In this case, Egolf sent the firearms bill to the House Consumer and Public Affairs Committee – a panel he said is well-equipped to evaluate the legislation. The panel spent about 3½ hours going over the bill Tuesday before voting along party lines to send it to the full House for consideration.
Egolf suggested the Republican complaints were disingenuous – that what they’re really trying to do is run out the clock, hoping to delay the bill because they don’t have the votes to block it.
“We’re going to get this bill to the floor quickly,” Egolf said, “so that we can start to save lives.”
The tussle over Senate Bill 5 illustrates the rising tension inside the House as lawmakers head into the final nine days of the 2020 session.
Egolf has accused Republicans of dragging out debate on bills even when the legislation has broad bipartisan support, simply to take up time. He warned lawmakers this week to prepare for long nights until the session ends Feb. 20.
Republicans, in turn, say there are legitimate reasons to send the firearms bill to House Judiciary, based on legal questions about whether it interferes with the Second Amendment or other constitutional rights.
In any case, it’s typical for the minority party – regardless of whether Democrats or Republicans are in charge – to want to move at a slower pace and to make sure their voice is heard.
In last year’s 60-day session, for example, evening floor sessions in the House often stretched to midnight as Republicans argued their case against Democratic bills. Committee hearings, meanwhile, typically start between 8 and 9 a.m. each day.
The situation was reversed when Republicans held a majority in the House in 2015 and 2016.
The days always get long as the session nears its end.
“At this point,” Republican Rep. Greg Nibert of Roswell said, “it becomes an endurance race, and it just depends on which side starts lacking some endurance.
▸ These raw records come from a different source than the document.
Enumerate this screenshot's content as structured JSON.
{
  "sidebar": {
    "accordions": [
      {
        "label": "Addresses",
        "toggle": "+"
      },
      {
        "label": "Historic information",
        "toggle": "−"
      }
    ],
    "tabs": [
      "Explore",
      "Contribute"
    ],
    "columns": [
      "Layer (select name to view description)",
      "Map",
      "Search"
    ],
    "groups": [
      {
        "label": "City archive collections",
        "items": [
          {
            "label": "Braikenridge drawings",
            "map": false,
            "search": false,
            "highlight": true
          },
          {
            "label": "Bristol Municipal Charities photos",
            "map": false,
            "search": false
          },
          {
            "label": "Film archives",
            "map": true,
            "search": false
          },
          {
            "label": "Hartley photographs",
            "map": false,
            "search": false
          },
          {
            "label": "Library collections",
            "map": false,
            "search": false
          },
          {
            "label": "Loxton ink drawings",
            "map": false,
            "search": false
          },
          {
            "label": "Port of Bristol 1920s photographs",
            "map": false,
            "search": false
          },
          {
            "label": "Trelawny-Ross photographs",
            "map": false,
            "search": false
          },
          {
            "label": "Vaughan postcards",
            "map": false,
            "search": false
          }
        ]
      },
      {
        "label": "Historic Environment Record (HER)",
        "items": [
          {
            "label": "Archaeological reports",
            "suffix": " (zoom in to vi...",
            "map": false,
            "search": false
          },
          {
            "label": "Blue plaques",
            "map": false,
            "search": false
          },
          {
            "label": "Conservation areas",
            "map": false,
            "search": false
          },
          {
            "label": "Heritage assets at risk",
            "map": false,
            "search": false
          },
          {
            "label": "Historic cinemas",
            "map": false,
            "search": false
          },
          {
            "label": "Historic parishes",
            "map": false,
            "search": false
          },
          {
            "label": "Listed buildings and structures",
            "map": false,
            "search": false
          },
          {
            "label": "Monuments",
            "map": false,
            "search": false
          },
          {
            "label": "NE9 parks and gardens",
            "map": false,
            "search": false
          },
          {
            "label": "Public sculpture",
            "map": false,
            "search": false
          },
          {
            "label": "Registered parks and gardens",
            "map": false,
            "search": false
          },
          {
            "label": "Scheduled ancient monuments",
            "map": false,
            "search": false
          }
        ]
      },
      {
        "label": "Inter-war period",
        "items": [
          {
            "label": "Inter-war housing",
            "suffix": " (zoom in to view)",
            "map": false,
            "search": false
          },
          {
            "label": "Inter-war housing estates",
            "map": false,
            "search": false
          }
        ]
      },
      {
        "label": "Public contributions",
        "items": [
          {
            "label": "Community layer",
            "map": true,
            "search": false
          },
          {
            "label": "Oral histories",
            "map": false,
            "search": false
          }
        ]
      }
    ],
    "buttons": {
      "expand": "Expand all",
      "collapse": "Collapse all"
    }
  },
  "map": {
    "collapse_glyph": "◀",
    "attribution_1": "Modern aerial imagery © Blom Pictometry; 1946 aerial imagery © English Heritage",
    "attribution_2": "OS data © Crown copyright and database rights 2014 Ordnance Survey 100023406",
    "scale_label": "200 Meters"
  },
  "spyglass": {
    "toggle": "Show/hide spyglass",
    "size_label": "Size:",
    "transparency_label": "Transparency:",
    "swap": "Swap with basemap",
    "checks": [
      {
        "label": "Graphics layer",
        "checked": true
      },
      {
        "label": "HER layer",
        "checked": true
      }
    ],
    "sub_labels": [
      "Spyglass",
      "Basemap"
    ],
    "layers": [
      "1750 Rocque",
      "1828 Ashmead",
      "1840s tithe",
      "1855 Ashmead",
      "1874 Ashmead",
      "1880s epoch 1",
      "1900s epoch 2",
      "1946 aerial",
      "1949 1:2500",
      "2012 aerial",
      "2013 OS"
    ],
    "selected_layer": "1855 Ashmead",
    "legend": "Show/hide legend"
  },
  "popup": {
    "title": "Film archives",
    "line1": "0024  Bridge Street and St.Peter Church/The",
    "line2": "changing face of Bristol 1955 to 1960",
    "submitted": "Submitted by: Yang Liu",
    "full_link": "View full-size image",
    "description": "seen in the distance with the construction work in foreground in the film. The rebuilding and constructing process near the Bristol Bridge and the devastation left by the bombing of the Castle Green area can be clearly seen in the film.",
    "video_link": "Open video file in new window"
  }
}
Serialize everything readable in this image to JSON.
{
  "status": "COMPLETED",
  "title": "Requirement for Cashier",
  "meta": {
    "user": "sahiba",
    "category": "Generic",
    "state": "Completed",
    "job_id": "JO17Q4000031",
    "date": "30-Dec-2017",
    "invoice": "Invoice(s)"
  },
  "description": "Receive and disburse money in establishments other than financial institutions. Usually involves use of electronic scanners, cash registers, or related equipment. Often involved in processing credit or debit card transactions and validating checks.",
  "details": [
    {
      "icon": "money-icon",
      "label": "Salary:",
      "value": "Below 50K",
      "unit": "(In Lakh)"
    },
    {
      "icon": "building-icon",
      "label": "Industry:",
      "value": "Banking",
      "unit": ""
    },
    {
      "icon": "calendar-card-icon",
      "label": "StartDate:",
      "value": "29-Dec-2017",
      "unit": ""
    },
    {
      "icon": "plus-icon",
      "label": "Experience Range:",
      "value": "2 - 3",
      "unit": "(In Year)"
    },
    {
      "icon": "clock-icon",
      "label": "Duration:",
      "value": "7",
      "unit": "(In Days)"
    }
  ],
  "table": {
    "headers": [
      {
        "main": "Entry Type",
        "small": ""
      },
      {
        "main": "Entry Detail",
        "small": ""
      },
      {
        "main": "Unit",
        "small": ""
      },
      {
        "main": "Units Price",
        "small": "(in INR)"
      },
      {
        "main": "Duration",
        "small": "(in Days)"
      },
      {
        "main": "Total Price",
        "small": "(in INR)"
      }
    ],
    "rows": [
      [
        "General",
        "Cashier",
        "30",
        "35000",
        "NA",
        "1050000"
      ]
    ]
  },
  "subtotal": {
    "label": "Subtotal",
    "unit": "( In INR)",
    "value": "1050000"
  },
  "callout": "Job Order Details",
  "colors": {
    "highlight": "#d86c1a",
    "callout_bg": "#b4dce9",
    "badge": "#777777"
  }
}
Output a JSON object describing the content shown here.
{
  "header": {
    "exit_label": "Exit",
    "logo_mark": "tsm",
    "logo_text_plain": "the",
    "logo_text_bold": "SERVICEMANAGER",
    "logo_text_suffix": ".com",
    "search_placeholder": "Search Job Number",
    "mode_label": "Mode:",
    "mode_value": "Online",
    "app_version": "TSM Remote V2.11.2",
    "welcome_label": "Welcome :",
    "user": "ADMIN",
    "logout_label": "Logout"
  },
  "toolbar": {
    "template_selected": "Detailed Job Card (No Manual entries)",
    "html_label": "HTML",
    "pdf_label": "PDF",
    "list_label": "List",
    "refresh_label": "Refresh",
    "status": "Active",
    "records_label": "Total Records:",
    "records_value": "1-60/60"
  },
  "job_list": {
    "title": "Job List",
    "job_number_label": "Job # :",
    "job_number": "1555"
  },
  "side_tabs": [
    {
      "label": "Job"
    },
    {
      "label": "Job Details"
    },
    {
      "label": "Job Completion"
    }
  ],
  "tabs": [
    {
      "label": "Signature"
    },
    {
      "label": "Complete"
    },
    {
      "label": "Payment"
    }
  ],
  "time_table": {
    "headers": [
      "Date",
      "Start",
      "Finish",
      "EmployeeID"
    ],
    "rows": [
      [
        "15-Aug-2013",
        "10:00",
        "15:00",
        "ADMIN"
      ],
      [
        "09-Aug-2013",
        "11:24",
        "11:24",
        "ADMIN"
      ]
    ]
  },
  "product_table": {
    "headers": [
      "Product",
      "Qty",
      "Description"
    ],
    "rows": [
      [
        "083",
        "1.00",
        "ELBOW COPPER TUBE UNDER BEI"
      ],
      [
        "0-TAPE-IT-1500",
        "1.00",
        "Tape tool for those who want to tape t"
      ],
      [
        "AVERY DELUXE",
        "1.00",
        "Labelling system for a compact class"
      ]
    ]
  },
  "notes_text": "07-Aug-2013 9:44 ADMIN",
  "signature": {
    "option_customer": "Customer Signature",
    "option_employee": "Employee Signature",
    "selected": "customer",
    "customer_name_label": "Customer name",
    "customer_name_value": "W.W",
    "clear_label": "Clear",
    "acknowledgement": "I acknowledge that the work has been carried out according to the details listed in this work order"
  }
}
If I were a betting man, I think they run out of endurance before we do.”
Under the legislation, a law enforcement officer would seek court approval for an extreme risk order if there were credible information – provided by, say, a household member, school principal or co-worker – giving them probable cause to believe someone “poses a significant danger of causing imminent personal injury to self or others.”
A court could order the temporary seizure of the person’s firearms for up to 10 days, until a hearing could be held. After a hearing, the ban on having firearms could be extended one year.
The proposal also says law enforcement officers wouldn’t be immune to liability if they failed to carry out their duties under the extreme risk protection act or other state laws – a response, supporters said, to sheriffs who threatened to refuse to enforce the law.
Senate Bill 5 is jointly sponsored by three Democratic legislators – Sen. Joseph Cervantes of Las Cruces and Reps. Daymon Ely of Corrales and Joy Garratt of Albuquerque.
“We have spent hours going over this bill,” Ely said Tuesday after opponents questioned whether it was being rushed.
Rep. Candy Spence Ezzell, R-Roswell, held up a copy of the state Constitution later to explain why she opposes the bill.
“Those are the people’s rights right there,” she said.
Supporters describe the legislation as a way to temporarily take guns from people who are dangerous. Opponents say the law wouldn’t prevent people from losing their guns based on false allegations.
The proposal cleared the Senate 22-20 last week. Before that, it had passed the Senate Public Affairs and Judiciary committees.
The bill now heads to the House floor – the final approval necessary to send the bill to Gov. Michelle Lujan Grisham, who has made its passage a priority.